Sorry Placebo, this isn’t going to be a kind review. If history serves right, it seems your fans won’t care, and nor should they; you’ve been giving them the same knotted isolation encased in anthemic punk choruses for 10 years now. It’s OK; back in the day, I absolutely loved “Every You and Every Me”, sang along top-of-lungs to “Pure Morning”. It’s just that, somewhere along the way, Placebo lost their relevance. And the more I listen to Placebo’s albums the more it is clear that, break-up style, it’s not they who have changed, but me; these simple, repetitive songs just don’t hold the same power they used to.
When you have something as distinctive as Brian Molko’s voice it’s understandable that album-to-album songs start to sound similar; and you can’t deny the experimentation, even if resoundingly unsuccessful (I’m thinking Black Market Music). And so, despite forays into heavier metal-inspired sounds or electronica, a new Placebo album becomes an exercise in slight variation, little more. But there’s something worse going on than the continuity of Molko’s vocal style—compositional laziness. The melodies of Placebo songs are so familiar by this point that each new tune fades into the continuum of the band’s body of work; and you aren’t comforted in the way you are, say, hearing the descending flourish of a Bernard Fanning melody—instead, it’s an empty feeling of ‘I’ve heard this before’.
Meds is no different. But since we’re in the business of picking what we can out of the new, here’s my take on it: more than any other Placebo album, Meds confronts maturity; what ultimately undermines the power of this new vision is a feeling of recycled craft.
There’s more of a sense of calm running through the songs on Meds than on perhaps any other Placebo release. “Post Blue” is the first example and it works very well, just a simple song with a simple musical arrangement (incidentally, the middle section recalls Powderfinger’s “These Days”). Other down-tempo numbers “Pierrot the Clown” and “In the Cold Light of Morning” are campy, melancholic almost-musicals. In the former, I was half-expecting Molko to break into “Send in the Clowns”, and not just because of the subject. “Cold Light of Morning” is all coming-down desolation and open, meaningless space, but it’s slightly boring too. Call it maturity, or resignation; Molko’s voice is particularly suited to the latter.
No matter how down-tempo Placebo take certain portions of the album, though, it’s the repetition of ideas, song structures and melodies that ultimately disappoints most. The chorus on “Space Monkey” is reminiscent of, but not as good as, “Pure Morning”. On “Drag”, when the last line of the verse morphs into the chorus, it’s a dozen other Placebo compositions, recycled. Sure, there are some massive tunes here, more so than on much of the band’s recent work. But by the time the chorus on “Blind” fades back into the verse, it’s so familiar that the anthem passes by without leaving a trace of emotion whatsoever.

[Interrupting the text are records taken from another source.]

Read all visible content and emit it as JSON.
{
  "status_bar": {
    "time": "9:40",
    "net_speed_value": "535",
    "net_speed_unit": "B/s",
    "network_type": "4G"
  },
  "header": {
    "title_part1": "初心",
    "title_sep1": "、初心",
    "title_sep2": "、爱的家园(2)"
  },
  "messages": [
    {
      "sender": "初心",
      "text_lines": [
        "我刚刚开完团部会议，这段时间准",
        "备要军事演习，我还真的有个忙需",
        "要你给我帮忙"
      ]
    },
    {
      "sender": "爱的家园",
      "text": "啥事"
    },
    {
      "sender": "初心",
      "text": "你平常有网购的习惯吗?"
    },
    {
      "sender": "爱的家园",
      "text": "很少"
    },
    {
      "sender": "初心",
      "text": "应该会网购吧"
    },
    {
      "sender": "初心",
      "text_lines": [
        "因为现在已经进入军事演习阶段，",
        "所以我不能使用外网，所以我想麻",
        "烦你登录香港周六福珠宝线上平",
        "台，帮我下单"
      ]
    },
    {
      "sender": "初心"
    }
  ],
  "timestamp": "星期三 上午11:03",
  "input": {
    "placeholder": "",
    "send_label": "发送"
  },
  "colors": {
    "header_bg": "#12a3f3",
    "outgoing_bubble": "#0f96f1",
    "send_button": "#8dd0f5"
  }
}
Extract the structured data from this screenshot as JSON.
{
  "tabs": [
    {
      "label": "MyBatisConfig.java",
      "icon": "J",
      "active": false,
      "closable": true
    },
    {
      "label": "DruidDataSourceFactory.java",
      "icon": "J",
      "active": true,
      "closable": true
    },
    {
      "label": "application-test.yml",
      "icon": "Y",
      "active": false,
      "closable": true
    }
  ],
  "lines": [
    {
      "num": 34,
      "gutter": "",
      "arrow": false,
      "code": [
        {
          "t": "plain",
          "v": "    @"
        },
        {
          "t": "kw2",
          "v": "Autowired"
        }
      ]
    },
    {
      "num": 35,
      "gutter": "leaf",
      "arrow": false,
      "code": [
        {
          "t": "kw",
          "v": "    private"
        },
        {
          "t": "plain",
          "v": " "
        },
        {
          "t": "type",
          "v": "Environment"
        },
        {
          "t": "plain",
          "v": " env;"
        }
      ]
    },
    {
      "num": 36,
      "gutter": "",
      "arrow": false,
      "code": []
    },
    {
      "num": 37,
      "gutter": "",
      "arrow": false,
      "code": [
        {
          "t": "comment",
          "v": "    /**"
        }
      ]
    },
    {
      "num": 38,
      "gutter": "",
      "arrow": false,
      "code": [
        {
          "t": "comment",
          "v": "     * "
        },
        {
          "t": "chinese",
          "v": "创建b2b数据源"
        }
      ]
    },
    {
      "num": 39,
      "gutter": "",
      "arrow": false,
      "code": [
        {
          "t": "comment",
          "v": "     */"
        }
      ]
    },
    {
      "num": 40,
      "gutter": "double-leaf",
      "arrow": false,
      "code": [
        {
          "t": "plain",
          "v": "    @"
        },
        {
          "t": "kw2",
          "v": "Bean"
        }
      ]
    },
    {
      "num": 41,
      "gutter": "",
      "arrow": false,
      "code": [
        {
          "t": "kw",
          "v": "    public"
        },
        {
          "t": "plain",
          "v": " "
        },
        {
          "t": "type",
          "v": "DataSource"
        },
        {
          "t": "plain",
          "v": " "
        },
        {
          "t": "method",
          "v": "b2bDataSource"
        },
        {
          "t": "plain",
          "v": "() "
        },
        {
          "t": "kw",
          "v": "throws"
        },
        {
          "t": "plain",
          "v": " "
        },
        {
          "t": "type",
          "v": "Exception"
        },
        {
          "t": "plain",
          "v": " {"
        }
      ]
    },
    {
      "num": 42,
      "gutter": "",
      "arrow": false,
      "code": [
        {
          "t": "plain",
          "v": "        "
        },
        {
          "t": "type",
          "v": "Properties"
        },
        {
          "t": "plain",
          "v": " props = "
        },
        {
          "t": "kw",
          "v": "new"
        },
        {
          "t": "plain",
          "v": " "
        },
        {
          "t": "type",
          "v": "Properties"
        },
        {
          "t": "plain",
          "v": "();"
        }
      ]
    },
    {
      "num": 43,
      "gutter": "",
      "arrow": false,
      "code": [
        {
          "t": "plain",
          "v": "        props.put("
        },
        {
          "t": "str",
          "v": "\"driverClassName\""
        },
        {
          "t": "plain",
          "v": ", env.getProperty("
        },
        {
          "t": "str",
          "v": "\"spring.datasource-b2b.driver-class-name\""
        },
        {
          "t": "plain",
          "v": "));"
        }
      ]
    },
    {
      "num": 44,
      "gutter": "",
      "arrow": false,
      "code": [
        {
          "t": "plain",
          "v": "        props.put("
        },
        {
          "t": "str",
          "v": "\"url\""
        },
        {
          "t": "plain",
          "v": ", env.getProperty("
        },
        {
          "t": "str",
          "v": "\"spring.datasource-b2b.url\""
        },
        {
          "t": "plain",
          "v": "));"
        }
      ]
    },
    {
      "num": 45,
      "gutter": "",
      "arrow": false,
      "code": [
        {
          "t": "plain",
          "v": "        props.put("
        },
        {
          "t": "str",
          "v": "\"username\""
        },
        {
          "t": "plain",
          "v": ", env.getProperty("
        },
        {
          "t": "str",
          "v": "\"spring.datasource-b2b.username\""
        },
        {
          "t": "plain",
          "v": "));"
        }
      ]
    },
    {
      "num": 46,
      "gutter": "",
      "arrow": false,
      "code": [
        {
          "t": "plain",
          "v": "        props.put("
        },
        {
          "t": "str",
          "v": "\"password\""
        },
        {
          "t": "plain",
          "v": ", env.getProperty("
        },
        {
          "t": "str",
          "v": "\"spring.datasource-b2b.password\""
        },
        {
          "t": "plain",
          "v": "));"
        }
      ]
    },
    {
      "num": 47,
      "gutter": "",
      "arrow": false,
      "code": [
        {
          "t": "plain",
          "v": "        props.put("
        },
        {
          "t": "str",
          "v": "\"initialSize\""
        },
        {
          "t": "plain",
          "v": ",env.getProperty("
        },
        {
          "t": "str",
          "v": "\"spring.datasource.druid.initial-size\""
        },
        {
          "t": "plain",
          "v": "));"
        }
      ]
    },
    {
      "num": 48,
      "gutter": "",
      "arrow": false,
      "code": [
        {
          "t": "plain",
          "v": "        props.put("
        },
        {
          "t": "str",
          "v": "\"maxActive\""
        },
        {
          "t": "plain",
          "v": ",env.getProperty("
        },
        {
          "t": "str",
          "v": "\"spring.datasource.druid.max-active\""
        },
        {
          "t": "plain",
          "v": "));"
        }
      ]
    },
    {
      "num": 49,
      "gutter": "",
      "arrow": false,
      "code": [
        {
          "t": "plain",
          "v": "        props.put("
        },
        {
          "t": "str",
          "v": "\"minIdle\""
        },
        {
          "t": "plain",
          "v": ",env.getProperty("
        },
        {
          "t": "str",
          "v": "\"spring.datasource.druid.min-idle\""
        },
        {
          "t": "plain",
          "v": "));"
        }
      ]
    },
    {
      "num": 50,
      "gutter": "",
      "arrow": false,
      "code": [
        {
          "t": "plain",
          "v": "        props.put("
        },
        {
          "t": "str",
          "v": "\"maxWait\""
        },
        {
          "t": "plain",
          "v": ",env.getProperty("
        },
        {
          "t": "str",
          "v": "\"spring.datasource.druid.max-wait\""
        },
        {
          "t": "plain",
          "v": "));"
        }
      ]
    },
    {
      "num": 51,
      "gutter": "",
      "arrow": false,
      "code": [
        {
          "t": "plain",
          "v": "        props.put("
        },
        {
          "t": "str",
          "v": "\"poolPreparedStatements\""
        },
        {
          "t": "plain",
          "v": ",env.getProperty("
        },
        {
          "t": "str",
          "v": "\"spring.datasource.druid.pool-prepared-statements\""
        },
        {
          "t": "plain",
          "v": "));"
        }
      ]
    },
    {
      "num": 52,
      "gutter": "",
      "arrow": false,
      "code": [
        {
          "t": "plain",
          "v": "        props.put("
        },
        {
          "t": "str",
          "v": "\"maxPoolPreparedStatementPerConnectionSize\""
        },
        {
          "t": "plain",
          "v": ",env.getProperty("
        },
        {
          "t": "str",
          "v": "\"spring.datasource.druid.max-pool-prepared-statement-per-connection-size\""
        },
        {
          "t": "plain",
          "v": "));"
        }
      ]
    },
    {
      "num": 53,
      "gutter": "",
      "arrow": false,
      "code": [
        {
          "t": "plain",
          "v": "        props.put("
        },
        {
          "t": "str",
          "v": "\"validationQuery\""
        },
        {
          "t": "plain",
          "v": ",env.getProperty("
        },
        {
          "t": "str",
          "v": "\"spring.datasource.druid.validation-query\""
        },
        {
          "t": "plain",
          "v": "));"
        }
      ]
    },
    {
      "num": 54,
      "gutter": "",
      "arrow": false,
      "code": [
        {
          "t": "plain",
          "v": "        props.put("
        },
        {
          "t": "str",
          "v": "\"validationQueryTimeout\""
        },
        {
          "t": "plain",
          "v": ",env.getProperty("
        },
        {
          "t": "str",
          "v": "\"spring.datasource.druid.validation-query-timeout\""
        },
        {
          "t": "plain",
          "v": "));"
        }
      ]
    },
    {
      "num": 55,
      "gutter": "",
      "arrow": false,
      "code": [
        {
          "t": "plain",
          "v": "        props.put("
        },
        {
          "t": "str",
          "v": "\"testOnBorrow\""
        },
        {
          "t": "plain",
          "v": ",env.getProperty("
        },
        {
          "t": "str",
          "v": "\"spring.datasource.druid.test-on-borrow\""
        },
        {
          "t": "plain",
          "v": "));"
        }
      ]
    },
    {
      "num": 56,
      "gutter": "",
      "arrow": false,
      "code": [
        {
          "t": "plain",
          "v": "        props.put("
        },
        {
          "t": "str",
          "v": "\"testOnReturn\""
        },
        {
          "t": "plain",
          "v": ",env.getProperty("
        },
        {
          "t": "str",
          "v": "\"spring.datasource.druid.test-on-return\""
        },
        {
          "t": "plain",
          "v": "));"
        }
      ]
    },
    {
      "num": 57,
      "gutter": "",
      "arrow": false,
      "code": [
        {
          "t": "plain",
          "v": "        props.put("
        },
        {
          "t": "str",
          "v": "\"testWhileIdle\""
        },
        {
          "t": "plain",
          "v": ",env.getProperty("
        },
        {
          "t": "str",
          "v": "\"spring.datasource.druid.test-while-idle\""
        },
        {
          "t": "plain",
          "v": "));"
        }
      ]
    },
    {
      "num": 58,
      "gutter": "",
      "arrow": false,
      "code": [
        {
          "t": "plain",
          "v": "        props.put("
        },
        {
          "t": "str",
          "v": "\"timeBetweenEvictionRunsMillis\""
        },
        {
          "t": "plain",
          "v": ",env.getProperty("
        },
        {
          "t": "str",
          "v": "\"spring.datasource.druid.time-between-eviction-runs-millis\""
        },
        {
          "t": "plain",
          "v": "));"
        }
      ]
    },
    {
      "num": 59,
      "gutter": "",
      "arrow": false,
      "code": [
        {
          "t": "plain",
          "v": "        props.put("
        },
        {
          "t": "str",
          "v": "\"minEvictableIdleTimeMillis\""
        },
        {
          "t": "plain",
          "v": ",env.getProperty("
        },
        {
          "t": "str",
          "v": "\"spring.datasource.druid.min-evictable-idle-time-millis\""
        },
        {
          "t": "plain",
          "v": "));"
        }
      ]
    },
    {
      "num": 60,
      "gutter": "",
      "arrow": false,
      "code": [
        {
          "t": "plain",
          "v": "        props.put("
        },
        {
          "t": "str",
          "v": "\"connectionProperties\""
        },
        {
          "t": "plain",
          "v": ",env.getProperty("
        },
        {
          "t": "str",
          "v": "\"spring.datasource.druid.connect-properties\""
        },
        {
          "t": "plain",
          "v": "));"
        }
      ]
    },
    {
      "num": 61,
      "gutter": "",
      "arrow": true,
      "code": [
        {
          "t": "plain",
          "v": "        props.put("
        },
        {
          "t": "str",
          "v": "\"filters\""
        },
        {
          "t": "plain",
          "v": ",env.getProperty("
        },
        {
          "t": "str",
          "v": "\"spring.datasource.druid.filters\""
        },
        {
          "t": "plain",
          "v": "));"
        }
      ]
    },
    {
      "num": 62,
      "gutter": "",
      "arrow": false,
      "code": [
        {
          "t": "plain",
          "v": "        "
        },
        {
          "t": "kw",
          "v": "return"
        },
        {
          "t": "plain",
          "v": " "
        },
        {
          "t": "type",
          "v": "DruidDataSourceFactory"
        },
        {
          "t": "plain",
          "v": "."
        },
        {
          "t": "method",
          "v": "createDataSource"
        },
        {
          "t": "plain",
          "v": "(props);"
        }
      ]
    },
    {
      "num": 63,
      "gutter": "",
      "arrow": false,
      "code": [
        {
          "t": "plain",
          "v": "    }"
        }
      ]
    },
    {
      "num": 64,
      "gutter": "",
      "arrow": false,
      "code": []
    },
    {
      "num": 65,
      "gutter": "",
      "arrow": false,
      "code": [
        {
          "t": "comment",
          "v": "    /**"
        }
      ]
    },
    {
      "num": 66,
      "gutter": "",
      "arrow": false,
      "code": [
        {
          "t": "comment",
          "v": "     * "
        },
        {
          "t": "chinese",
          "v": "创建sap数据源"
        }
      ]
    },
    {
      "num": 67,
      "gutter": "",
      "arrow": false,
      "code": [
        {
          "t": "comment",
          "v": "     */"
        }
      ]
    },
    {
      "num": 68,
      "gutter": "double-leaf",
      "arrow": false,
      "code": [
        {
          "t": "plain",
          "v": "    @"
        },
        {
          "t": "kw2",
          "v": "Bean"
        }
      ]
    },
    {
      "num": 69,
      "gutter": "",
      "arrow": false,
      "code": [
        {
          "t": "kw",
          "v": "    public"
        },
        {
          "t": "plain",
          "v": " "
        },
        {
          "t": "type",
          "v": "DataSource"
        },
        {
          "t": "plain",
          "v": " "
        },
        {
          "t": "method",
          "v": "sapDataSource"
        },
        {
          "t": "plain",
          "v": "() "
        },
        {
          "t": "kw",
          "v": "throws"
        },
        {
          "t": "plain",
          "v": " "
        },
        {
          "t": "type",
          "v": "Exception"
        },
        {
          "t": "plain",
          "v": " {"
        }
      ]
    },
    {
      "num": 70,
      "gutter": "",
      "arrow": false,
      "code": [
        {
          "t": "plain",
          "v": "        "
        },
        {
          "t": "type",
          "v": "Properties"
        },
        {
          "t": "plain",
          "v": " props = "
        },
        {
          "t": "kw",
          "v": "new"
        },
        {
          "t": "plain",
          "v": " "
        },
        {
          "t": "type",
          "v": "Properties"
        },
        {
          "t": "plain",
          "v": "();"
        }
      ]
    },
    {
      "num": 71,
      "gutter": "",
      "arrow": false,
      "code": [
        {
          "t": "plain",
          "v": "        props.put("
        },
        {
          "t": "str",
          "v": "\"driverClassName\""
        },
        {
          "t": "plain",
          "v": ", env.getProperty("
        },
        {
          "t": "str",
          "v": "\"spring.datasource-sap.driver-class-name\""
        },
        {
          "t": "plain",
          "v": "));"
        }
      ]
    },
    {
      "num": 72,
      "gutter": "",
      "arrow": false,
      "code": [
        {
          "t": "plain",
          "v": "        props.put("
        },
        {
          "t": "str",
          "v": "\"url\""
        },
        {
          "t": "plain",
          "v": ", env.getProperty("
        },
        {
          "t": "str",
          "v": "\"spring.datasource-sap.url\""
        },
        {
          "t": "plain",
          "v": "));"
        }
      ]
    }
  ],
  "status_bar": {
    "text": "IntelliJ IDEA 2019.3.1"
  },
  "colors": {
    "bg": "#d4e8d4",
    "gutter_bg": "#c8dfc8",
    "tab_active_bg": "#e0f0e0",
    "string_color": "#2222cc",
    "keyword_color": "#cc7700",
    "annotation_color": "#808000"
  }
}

There’s also a very easily discernable difference in quality between the singles (or potential singles) and the remaining album tracks (shall we call them ‘filler’?). Listening to these, unfortunately, the label ‘nu-metal’ somehow wound up in my head. I would actually classify “Because I Want You”, although pushed on the UK listening public as the first single, in the second category; though the chorus is—fine—fairly huge, the verse sounds forced, Molko’s nasal whine searching for a melody and falling short.
Meds is cloaked in the sophisticated sheen of a band completely established; pushing in some areas, content to rely on established constructions and melodic elements in others. If you haven’t experienced the familiar cycle of infatuation-disappointment-indifference with Placebo, you could find these songs pleasant, at times even exhilarating. But I’ve just reached the final stage of that cycle, and nothing here forces me to reconsider.
// Sound Affects
"The man whose songs were recorded by Johnny Cash, Alan Jackson, Ricky Skaggs, David Allan Coe, The Highwaymen, and countless others succumbs to time’s cruel cue that the only token of permanence we have to offer are the effects of shared moments and memories.READ the article